The degrees awarded in higher education also are an imitation of an ancient system. Bachelor's, Master's, and Doctoral degrees equate, respectively, to the old "Apprentice," "Journeyman," and "Master" titles. In academia, a title is associated with how much knowledge has been acquired.
But the acquisition of titles and the pontification of knowledge in higher education are no longer enough to meet the demands of the 21st century. Innovative colleges such as CMC are flattening out their structures, de-emphasizing the importance of the traditional titles, and are adapting what is called a "learning college philosophy."
A learning college emphasizes collaboration. Students, faculty, administration, and staff all have a responsibility and a stake in the learning experiences and outcomes. The idea of the learning college is to make connections among the curriculum and out-of-class experiences so that students can apply learning, become responsible members of the community, strive for excellence in the workplace, cope with change, and build effective relationships.
Things are stirring beneath the surface of the academic tradition, bringing changes to collaboratively affect and enhance student learning for practical application toward life in the 21st century.

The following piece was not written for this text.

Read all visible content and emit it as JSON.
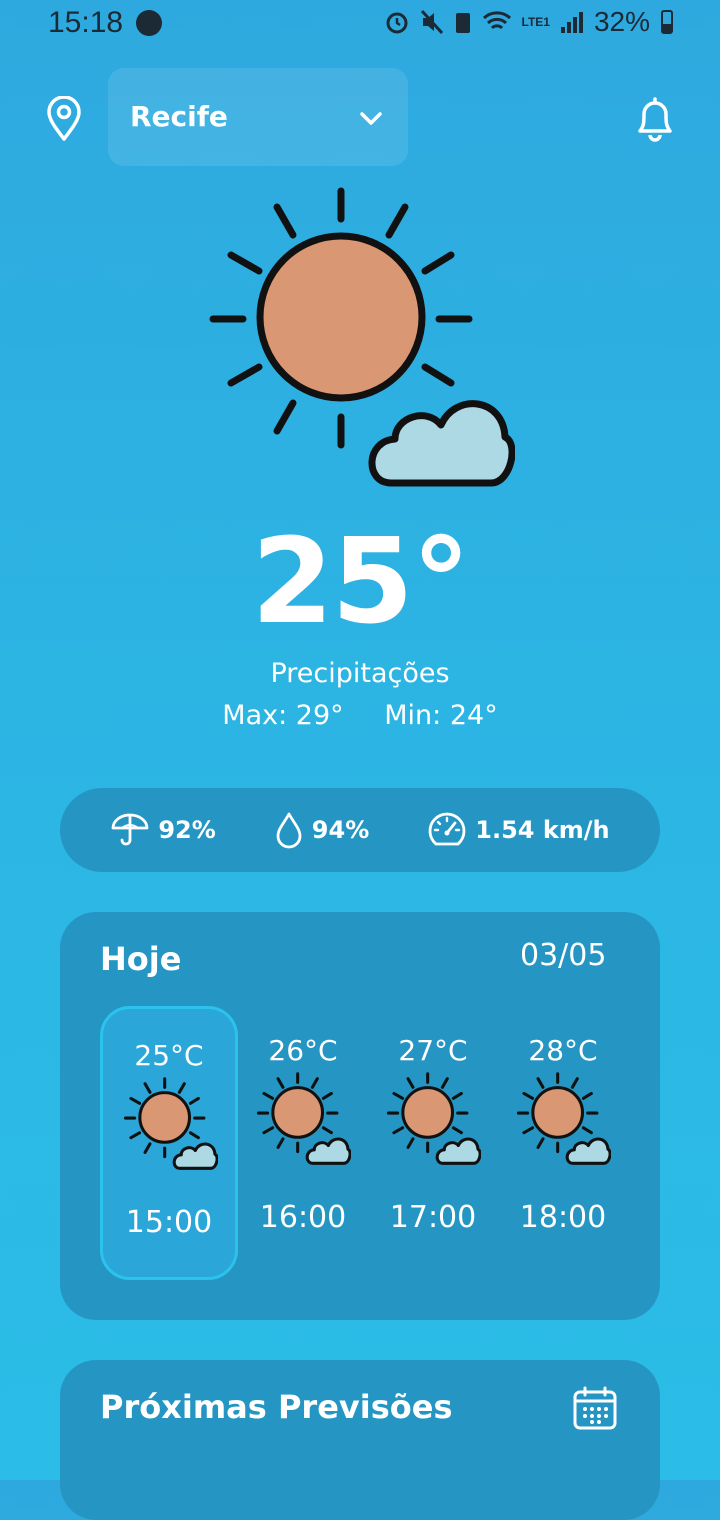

Kerry Hart is dean of the Colorado Mountain College Alpine Campus in Steamboat Springs. His education commentaries appear in the Steamboat Pilot & Today.